→ Your assignment:
Only the images are to be dropped; the records themselves must be repeated exactly.

→ Records shown:
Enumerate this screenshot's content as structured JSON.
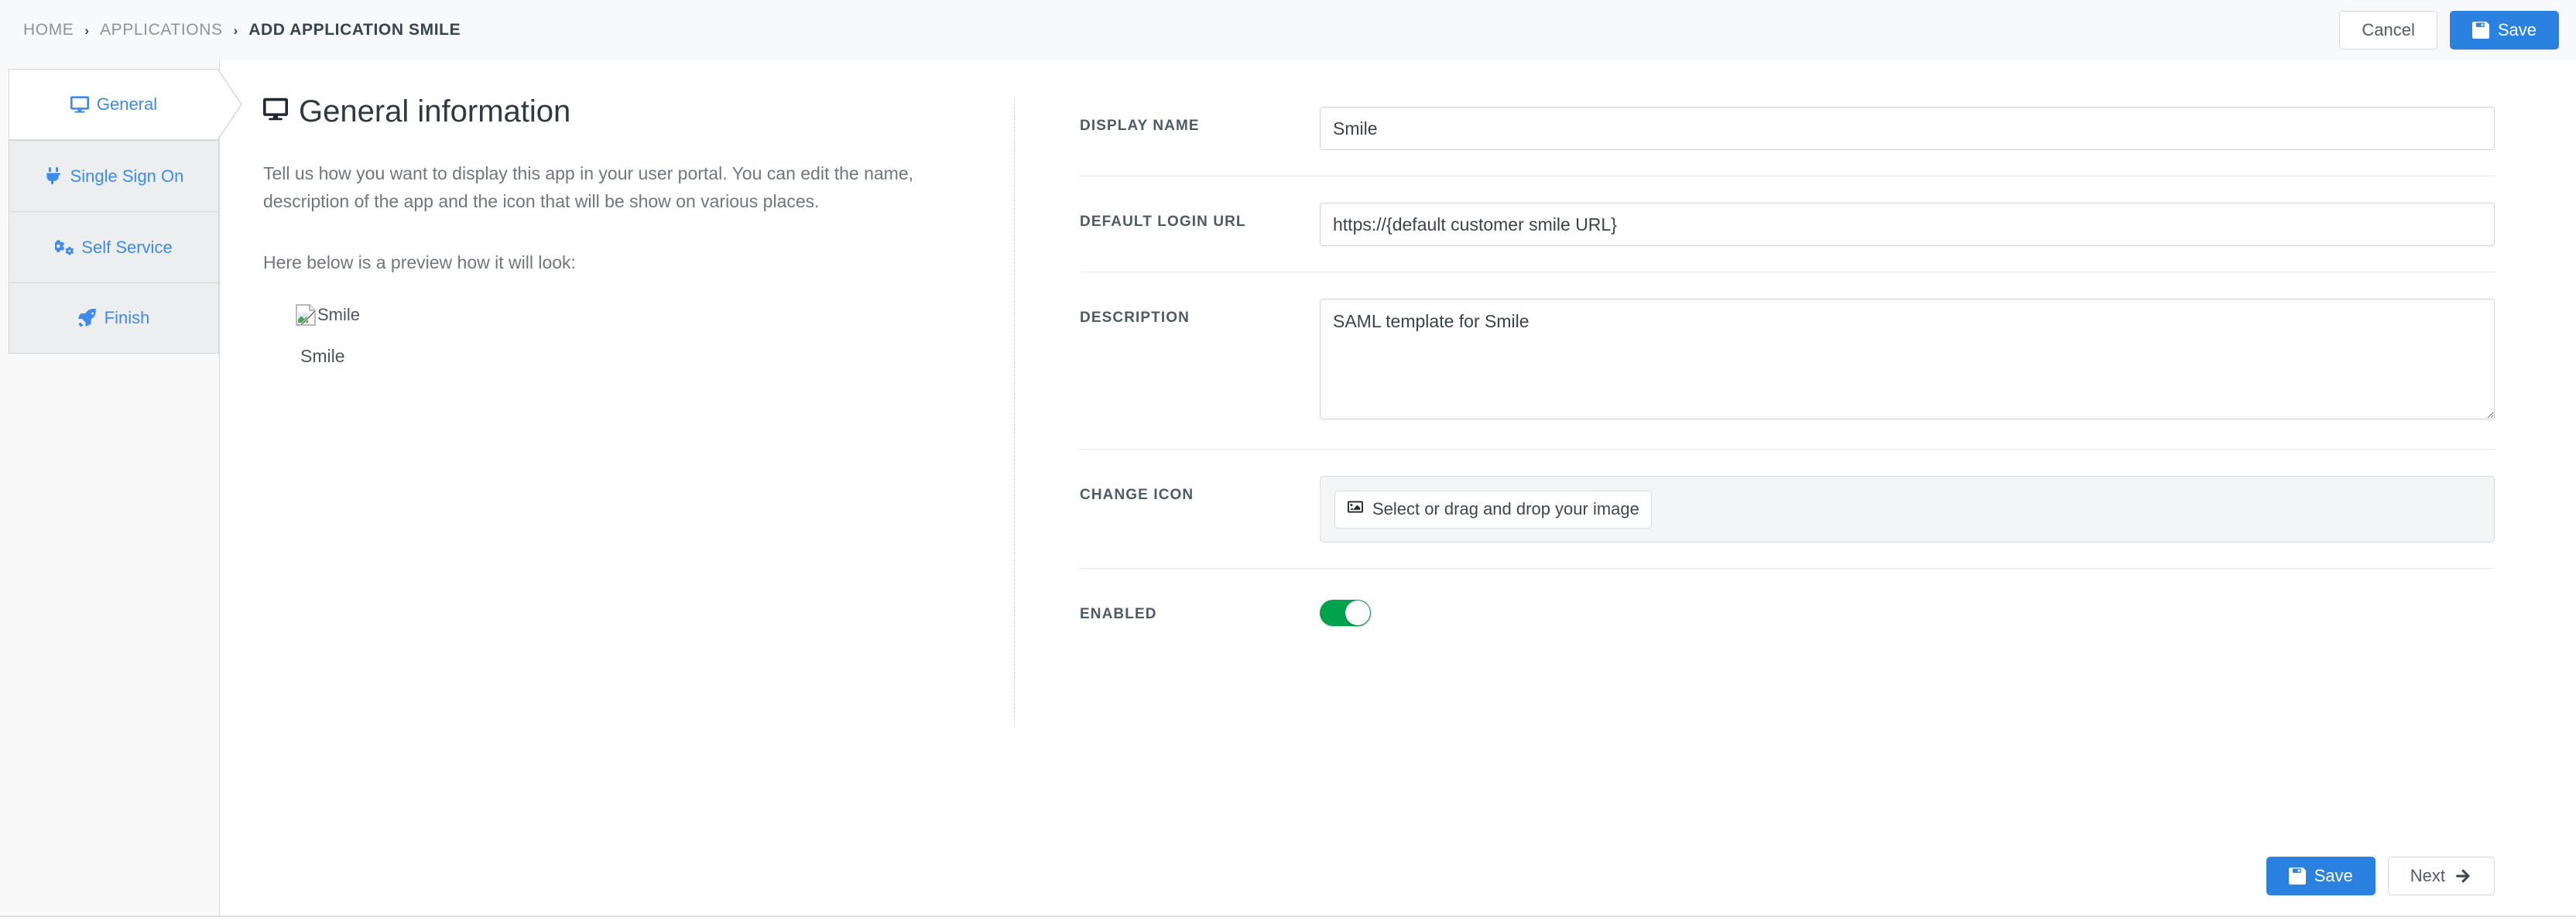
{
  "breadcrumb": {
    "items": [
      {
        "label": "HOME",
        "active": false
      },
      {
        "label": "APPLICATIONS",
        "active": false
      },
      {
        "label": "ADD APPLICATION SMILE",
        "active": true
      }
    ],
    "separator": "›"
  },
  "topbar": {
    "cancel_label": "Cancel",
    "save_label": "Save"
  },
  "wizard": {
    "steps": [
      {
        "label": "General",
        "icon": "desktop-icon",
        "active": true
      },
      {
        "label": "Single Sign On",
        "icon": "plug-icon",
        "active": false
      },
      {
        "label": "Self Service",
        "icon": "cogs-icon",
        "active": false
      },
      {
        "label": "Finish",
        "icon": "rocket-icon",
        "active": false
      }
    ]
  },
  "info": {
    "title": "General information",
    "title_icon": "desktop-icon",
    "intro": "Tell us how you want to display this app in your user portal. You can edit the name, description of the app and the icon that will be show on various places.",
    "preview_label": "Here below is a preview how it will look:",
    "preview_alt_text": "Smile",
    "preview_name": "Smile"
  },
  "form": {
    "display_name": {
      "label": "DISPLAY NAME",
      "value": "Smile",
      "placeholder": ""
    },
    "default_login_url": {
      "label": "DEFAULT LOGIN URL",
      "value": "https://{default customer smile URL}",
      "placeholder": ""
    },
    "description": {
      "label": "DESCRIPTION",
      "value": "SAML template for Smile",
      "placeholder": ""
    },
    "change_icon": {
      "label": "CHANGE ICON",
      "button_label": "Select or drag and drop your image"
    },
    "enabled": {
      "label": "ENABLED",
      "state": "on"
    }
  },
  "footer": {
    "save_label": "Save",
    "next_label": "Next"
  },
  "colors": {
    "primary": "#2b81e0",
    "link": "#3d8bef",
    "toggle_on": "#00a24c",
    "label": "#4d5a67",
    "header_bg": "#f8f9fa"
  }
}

→ Answer box:
Enumerate this screenshot's content as structured JSON.
{
  "breadcrumb": {
    "items": [
      {
        "label": "HOME",
        "active": false
      },
      {
        "label": "APPLICATIONS",
        "active": false
      },
      {
        "label": "ADD APPLICATION SMILE",
        "active": true
      }
    ],
    "separator": "›"
  },
  "topbar": {
    "cancel_label": "Cancel",
    "save_label": "Save"
  },
  "wizard": {
    "steps": [
      {
        "label": "General",
        "icon": "desktop-icon",
        "active": true
      },
      {
        "label": "Single Sign On",
        "icon": "plug-icon",
        "active": false
      },
      {
        "label": "Self Service",
        "icon": "cogs-icon",
        "active": false
      },
      {
        "label": "Finish",
        "icon": "rocket-icon",
        "active": false
      }
    ]
  },
  "info": {
    "title": "General information",
    "title_icon": "desktop-icon",
    "intro": "Tell us how you want to display this app in your user portal. You can edit the name, description of the app and the icon that will be show on various places.",
    "preview_label": "Here below is a preview how it will look:",
    "preview_alt_text": "Smile",
    "preview_name": "Smile"
  },
  "form": {
    "display_name": {
      "label": "DISPLAY NAME",
      "value": "Smile",
      "placeholder": ""
    },
    "default_login_url": {
      "label": "DEFAULT LOGIN URL",
      "value": "https://{default customer smile URL}",
      "placeholder": ""
    },
    "description": {
      "label": "DESCRIPTION",
      "value": "SAML template for Smile",
      "placeholder": ""
    },
    "change_icon": {
      "label": "CHANGE ICON",
      "button_label": "Select or drag and drop your image"
    },
    "enabled": {
      "label": "ENABLED",
      "state": "on"
    }
  },
  "footer": {
    "save_label": "Save",
    "next_label": "Next"
  },
  "colors": {
    "primary": "#2b81e0",
    "link": "#3d8bef",
    "toggle_on": "#00a24c",
    "label": "#4d5a67",
    "header_bg": "#f8f9fa"
  }
}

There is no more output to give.